Google has never really made it a priority to give Android a desktop syncing and management client like iTunes is for the iPhone. For the most part, it hasn't been missed that much. Google can perform cloud-based backups of app data, contacts, email, photos, music, and just about everything else you might need. If you use all of its services, of course. Moborobo, on the other hand, is a beautiful client that does all of that and more right from your desktop.
To say that literally every person on the entire planet is playing Draw Something right now would be an understatement. So, when OMGPOP updates its beloved drawing game, we take notice. Now, users are able to comment on drawings, undo their last line, and can use the now-familiar "Pull down to refresh" gesture to update their list of current games.
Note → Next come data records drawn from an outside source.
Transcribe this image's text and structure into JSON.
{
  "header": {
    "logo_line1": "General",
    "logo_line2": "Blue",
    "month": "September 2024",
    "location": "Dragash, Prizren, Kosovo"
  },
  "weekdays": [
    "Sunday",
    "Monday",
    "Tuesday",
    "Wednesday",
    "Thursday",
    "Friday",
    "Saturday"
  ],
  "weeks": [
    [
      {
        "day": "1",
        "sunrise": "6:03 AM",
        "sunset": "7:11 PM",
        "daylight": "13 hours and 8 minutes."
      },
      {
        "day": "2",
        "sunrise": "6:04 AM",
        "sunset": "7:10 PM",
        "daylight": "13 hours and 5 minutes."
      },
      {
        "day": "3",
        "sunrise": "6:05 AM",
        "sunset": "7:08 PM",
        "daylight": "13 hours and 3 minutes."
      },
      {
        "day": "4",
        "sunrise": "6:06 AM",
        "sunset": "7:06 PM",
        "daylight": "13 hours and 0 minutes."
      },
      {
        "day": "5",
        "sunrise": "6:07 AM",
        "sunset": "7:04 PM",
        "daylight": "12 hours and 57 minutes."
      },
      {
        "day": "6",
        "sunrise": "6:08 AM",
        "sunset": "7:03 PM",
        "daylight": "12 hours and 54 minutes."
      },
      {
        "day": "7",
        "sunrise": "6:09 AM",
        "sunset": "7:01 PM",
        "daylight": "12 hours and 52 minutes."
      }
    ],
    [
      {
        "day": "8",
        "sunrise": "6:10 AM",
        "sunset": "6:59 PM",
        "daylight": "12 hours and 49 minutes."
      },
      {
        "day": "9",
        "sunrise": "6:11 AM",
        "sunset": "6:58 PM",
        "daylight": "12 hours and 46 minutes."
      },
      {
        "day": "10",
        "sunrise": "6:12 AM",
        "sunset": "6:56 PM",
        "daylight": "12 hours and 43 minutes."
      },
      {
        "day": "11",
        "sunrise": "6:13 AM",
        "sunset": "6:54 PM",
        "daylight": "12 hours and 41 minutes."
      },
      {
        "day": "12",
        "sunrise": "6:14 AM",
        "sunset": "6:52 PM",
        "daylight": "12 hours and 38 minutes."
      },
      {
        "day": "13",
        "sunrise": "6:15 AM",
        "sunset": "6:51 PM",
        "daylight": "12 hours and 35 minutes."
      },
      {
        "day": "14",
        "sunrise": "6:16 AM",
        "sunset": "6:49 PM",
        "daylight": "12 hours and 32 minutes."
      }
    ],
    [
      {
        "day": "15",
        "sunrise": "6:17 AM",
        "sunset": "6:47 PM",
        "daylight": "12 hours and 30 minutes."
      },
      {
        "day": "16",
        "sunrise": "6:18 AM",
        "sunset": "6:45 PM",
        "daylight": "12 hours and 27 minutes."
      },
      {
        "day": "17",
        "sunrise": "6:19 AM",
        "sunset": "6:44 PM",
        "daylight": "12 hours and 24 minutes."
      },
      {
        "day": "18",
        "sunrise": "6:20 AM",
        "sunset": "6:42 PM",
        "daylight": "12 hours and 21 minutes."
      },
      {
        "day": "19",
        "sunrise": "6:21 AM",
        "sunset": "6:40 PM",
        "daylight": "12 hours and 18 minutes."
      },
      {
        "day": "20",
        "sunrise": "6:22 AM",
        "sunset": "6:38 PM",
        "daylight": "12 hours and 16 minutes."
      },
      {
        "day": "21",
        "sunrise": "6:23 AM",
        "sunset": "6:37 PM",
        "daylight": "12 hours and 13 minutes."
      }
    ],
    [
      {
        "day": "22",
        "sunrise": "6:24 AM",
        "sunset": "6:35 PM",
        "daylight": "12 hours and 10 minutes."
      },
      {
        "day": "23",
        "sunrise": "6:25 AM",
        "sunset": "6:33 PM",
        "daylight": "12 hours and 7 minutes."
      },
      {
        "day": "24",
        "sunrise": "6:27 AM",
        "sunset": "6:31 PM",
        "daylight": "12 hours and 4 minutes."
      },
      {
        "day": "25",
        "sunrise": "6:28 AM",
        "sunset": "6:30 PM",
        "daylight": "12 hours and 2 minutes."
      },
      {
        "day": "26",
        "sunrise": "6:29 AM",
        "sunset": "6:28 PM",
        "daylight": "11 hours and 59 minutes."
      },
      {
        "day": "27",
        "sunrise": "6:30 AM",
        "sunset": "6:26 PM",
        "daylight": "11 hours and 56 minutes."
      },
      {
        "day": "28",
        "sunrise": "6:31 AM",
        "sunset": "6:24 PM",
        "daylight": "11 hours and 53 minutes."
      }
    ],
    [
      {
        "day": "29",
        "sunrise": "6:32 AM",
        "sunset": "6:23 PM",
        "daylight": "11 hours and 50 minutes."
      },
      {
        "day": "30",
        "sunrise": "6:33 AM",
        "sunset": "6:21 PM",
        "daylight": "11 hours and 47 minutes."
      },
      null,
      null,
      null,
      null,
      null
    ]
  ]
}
Great!
The features make the already-popular game even easier to use.
So, here's a bit of good news for Time Warner customers: the company just updated its Android app with support for streaming TV on Android 4.0 devices. Fantastic right? Yeah... no. There's a catch: it won't work for rooted users. Boo, Time Warner!
Of course, TW isn't the first company to shun rooted users when it comes to streaming media: Google itself did the same thing with Play Movies back when it first launched the service (long before it was called "Play Movies").
If your device is running Android 4.0, you'll be glad to know that Chrome for Android beta received an update in the Play Store just a bit ago that brings a few new features, one of which many users have been waiting for: user agent switching. This means that no longer are you stuck on the mobile site, as you now have the option of choosing how to load sites. Yay!
When you want to totally reinvent yourself, a new look is definitely a good place to start. If you really want to say "hey, this is a new me!" then a name change can convey that message pretty well. I guess Read It Later wasn't happy with where it was in the hard knock life of an app in the Google Play Store, because it recently went under the knife to get a totally new interface, new features, as well as a new name.
So, you and 999 of your closest internet friends just received a free Zeemote in the mail. Now you're all sitting around in your respective houses wondering what to use your new toy on. You can't ask each other because you all live in different places. Well, since we got you into this mess, we'll help get you out. Here are seven of the best Zeemote-enabled games available.
How's this for amazing? You see a piece of sheet music, but you can't read it because you're a plebian, or perhaps you can read it but you want to hear it. SnapNPlay is an app that lets you take a picture of a line of sheet music and then plays back the notes on the page. This is amazing.
The app itself looks a little rough around the edges right now, but the concept is wonderful.
There's not much of a story behind Demolition Inc. on Android. Mike the UFO demolition man, er - alien, has orders to take out one city after the next, and you get to control all the chaos. This game starts out very strong, with cars careening around the road and knocking over buildings. A strong opening can't carry a game all the way to the finish line, though. While Demolition Inc.
A PR just hit our inbox from the guys over at Quickoffice detailing their new "Connect by Quickoffice" app. Since we like Quickoffice, we decided to take a closer look. Here's the general gist of it: if you're a Quickoffice user, you can install the new app for free (with limited functionality) and save all of your documents in the cloud, allowing you to access view them from any PC, Mac, tablet, or phone.
Alright, yes. The tower defense genre is flooded. Radiant Defense still deserves an honorable mention in the crowded field. The game, from the creators of Radiant HD, continues the neon-colored universe's traditions of quirky humor and colorful enemies. Curiously, though, it does not follow the previous game's 8-bit homage tradition. Still, we think it adds enough to the genre to be worth your time.